Solution: Knowledge is power. Check URA website for recent rental transactions in the same condo or nearby projects. Use it as a neutral fact for negotiation.

Ask potential tenants to prioritize their requests. Consider any ask with a valid reason.

Keep rental properties in tip-top condition. With strong competition, poorly maintained properties are only giving tenants excuses to bargain for lower rent.

2. Tenants who attract complaints

Ever receive any complaint about your tenant from a neighbor or the management office? It can be making too much noise, or cooking curries too often.

On the other hand, some tenants have a tendency to call their landlords every other week for all sorts of things – unfriendly neighbors; how-to-use problems; aircon/water heater/light bulb/door lock not working …

Solution: Whatever the cause of complaint about or from your tenant, landlords have the responsibility to settle them immediately. Gather all the facts and find out the source of the complaint. Have a trusted property agent to act as the intermediary.

File and pass to the tenant the instruction menu of all the appliances in the property.

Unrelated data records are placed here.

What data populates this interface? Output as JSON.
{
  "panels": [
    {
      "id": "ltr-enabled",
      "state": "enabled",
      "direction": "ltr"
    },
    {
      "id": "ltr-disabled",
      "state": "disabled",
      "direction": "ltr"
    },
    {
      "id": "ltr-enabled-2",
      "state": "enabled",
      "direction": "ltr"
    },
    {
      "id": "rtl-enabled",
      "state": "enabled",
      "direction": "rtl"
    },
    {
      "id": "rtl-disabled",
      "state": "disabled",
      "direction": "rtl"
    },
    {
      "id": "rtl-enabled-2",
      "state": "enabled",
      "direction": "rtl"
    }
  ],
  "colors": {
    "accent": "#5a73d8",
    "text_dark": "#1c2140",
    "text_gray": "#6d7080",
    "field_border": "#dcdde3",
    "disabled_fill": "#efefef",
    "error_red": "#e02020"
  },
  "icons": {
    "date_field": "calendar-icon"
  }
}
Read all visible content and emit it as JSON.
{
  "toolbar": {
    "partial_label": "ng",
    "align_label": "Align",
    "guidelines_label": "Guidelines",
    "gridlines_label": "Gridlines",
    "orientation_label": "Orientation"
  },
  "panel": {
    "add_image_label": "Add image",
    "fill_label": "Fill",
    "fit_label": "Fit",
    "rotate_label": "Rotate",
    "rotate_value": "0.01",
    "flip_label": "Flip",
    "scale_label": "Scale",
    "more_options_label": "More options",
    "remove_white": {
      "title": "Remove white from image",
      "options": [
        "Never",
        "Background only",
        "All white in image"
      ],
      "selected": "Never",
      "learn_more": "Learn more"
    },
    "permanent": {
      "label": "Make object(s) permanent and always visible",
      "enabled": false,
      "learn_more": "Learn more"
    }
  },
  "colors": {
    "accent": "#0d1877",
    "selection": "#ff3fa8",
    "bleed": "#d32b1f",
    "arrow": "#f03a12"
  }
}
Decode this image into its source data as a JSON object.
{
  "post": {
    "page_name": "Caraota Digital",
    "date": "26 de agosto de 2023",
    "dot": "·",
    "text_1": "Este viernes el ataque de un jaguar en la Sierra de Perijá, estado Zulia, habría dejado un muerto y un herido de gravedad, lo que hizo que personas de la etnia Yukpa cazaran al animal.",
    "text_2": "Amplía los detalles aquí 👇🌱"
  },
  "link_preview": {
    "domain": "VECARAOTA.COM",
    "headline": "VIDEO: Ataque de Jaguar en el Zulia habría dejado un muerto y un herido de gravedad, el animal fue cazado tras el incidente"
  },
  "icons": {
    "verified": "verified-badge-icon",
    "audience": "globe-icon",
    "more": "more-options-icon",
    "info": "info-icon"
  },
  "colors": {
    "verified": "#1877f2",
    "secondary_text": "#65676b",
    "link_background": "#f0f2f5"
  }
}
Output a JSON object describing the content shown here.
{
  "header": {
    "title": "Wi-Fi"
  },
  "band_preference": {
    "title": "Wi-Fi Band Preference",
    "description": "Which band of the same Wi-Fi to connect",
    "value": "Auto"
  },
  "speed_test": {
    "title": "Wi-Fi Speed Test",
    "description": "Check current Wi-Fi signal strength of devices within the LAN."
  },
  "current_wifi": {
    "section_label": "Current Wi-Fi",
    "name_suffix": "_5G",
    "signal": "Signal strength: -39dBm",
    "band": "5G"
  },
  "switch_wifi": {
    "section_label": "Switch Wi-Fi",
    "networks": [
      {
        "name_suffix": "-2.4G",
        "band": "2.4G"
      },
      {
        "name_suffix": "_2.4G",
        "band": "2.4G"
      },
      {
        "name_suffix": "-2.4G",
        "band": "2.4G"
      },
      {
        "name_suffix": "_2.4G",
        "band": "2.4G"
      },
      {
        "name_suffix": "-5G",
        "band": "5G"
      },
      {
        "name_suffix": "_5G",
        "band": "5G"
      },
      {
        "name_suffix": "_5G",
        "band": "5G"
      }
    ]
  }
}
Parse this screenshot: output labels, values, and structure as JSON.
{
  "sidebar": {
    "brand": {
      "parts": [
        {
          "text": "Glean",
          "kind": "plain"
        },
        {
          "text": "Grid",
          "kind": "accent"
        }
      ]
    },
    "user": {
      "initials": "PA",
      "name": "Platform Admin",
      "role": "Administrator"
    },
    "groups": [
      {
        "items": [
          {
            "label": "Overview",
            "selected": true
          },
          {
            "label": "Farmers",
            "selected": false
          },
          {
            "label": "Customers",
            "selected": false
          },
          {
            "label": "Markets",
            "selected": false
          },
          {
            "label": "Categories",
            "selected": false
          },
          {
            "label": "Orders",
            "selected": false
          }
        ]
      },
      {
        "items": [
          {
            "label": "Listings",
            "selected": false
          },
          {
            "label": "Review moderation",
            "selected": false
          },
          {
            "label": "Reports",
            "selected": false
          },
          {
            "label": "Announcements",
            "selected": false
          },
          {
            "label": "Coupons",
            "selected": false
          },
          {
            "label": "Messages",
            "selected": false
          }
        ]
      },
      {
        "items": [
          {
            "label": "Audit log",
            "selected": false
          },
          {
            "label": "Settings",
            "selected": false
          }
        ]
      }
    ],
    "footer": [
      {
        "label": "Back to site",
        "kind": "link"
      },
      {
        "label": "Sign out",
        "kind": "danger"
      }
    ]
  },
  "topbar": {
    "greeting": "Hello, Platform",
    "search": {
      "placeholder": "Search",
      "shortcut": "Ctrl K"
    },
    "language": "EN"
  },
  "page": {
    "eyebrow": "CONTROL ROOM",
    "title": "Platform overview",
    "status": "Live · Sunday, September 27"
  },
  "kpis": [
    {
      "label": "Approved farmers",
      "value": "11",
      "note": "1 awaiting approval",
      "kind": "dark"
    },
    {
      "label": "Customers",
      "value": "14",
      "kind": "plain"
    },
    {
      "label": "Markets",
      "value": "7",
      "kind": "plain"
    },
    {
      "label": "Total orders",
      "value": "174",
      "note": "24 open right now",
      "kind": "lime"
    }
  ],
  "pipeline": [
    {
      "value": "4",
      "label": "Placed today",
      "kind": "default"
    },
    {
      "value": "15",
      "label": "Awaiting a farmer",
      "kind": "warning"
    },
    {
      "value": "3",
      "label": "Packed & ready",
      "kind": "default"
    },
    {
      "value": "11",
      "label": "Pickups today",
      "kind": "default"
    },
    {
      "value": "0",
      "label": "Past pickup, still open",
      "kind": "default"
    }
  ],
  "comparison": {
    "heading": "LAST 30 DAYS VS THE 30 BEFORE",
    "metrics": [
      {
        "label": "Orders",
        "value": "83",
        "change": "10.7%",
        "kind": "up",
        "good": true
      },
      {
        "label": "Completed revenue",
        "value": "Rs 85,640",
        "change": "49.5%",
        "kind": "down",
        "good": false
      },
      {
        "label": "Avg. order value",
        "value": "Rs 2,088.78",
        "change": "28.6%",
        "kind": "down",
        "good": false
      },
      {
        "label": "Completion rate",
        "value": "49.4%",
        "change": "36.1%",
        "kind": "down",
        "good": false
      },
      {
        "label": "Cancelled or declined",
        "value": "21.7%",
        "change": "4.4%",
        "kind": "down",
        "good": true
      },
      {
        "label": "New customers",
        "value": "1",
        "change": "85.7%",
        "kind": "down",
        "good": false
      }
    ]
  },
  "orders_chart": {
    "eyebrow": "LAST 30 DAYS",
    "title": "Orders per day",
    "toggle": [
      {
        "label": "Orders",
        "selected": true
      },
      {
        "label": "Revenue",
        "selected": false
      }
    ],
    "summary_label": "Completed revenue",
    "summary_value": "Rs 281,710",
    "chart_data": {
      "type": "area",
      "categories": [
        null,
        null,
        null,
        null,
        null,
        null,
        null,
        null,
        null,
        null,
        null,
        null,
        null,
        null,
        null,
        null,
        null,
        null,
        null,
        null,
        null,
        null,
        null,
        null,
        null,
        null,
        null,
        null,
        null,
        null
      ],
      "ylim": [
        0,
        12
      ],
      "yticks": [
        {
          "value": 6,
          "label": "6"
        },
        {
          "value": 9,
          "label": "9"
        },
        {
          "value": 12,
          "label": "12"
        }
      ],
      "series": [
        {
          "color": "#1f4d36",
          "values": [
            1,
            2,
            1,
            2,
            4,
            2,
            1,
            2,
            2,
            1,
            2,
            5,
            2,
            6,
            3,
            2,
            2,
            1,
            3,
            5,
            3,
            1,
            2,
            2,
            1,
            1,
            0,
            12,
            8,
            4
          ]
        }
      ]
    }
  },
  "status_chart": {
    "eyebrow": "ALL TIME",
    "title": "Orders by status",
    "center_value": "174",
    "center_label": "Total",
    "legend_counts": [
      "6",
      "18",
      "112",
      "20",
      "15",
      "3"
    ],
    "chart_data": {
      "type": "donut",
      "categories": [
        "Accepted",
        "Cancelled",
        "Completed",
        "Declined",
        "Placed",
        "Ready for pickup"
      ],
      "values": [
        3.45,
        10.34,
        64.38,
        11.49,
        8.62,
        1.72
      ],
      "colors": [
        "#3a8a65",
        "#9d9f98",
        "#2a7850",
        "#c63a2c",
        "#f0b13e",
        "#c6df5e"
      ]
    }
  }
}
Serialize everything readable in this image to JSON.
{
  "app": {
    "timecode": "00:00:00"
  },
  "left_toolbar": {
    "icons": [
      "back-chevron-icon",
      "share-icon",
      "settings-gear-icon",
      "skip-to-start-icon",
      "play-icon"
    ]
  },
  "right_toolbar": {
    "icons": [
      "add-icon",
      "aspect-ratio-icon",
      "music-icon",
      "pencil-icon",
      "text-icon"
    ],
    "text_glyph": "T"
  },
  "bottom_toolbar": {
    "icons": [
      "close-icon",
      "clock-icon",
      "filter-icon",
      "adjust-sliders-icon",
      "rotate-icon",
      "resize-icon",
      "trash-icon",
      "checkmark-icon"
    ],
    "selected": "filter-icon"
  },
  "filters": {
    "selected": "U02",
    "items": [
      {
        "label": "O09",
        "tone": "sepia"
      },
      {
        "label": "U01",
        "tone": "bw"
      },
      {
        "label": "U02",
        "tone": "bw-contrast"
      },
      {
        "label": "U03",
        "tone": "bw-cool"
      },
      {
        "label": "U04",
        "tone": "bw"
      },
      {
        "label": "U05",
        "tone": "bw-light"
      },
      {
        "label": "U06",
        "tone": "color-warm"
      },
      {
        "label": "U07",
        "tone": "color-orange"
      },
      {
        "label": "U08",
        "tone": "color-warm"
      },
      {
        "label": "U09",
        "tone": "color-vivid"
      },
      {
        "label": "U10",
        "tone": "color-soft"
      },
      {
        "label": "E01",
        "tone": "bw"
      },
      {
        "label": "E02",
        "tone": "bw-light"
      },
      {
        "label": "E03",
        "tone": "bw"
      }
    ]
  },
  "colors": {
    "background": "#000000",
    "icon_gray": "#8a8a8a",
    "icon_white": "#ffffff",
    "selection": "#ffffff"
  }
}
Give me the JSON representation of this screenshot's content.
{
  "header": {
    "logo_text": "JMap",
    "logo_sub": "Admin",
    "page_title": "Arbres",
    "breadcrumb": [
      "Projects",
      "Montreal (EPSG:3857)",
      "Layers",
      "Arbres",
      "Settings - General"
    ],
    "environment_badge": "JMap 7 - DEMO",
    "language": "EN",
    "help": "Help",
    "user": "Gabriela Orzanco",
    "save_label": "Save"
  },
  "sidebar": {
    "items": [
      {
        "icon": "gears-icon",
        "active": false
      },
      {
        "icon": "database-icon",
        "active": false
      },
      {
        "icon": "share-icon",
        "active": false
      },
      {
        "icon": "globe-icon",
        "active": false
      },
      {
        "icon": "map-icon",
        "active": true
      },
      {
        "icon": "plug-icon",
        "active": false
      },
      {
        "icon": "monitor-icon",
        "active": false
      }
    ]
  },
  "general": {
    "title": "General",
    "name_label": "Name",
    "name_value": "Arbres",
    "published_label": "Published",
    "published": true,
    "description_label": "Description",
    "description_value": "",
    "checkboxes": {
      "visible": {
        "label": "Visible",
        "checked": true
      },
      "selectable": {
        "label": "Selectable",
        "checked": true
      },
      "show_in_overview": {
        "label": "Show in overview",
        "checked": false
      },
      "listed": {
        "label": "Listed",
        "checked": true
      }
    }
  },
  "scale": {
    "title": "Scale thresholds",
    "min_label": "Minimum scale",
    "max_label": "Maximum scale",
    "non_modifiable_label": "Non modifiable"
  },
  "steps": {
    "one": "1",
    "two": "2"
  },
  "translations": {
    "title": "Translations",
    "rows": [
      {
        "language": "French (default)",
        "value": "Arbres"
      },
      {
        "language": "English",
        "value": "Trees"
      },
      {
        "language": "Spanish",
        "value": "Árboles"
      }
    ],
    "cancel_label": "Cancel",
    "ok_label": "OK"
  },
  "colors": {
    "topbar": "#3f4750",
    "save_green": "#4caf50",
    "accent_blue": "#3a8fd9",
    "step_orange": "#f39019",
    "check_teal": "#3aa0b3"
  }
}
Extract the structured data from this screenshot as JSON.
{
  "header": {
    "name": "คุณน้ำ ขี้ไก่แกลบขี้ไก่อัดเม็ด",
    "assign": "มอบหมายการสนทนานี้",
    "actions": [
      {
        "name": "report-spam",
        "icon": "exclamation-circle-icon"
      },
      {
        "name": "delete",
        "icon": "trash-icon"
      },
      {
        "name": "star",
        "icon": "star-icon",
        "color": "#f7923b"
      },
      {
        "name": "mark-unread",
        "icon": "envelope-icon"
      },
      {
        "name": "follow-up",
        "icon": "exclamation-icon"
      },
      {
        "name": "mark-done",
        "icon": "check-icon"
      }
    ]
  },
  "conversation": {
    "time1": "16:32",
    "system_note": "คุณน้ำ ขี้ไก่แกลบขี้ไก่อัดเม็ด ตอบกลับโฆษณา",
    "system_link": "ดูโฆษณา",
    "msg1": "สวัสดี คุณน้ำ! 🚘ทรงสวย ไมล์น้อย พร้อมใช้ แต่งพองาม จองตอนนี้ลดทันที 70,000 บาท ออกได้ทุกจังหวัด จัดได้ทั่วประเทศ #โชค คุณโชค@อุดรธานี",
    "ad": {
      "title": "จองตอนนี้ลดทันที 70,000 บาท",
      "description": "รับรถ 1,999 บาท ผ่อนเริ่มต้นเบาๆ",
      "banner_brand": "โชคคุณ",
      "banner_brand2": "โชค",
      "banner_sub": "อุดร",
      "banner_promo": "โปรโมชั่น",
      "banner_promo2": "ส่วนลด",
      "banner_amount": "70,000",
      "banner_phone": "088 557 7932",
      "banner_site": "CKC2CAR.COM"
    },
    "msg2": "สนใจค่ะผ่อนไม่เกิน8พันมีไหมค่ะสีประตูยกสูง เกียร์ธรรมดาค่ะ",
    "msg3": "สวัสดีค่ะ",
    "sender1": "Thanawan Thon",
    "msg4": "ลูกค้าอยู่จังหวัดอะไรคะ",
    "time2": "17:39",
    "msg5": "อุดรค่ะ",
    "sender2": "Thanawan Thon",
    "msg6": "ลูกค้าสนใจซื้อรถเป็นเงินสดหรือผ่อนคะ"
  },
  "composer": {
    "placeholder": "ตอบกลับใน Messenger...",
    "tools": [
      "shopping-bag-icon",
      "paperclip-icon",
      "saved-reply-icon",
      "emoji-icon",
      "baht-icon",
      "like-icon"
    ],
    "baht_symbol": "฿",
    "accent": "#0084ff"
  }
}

State clearly in the rental contract that the tenant is ‘to be responsible for all minor repairs and routine maintenance of the premises not exceeding $150’.

3. Tenants who are always late

When landlords check with tenants for late rental payment, replies can range from ‘I thought I had paid’ to ‘sorry I forgot’, ‘let me check with my company’, very busy lately, currently out of town or having financial difficulties.

Whatever the excuse is, once the tenant is allowed to slip payment once, it is very likely to become a repeated offense.

Remember: The most important task of a landlord is to collect the rent from the tenant on time. Any late or missed payment will directly impact the ROI of the property.

Solution: I have an article in my book No B.S. Guide to Property Investment on ‘How to avoid late or missed payments from tenants’.

Ask tenants to settle rent by automatic transfer. Payment by cheque must be sent 5 days in advance. For multiple property landlords, standardize payment date on the 1st or 15th day of the month.

Allow a grace period of 5 days before sending a reminder. Remember to mention interest charged on late payment (12 percent per annum for rent unpaid for longer than 7 days or as specified in the contract). Never let any tenant get behind rent for more than 30 days.

4. Tenants who break rules

The landlord thinks that his property is leased to a single or a couple, only to find out later it has been partitioned into 5 smaller units to sublet to 10 other ‘tenants’.

Or the tenant may want to make some pocket money by listing the rented flat in Airbnb for short-term stay of foreigners traveling in Singapore.

According to URA’s rules on renting out private residential properties, it is against the law to rent out a private property (including a room) for less than 6 months on a daily, weekly or monthly basis. Any partitioning to create more rooms in a rented flat is illegal. Each occupant must have at least 10 sqm of space. The maximum number of occupants in a residential unit is 8.

Solution: Always check the passport, employment contract, business registration, etc. of new tenants to avoid housing illegal immigrants.

Specify in the contract to disallow unauthorized subletting or alteration without written consent of the landlord. Also state that if the tenant uses the property for subletting, alteration or illegal activities, the landlord will exercise immediate eviction.

Keeping trouble-making tenants at bay

The above are not isolated incidents and can happen to any landlord. Prevention is better than cure. We would like to believe that most tenants are good ones. That’s why it is the responsibility of landlords and their property agents to screen that one percent of black sheep in the rental market.

Before signing up a new tenant, always conduct a thorough background check – employment letter, credit report and references from the previous landlords.

One last thing: If your tenant has broken any rule in the contract and you need an eviction, sooner is better than later to get rid of him before he can do further damage to the premise and the ROI of your property.

This article was first published on http://www.propertysoul.com/

This entry was posted in Property.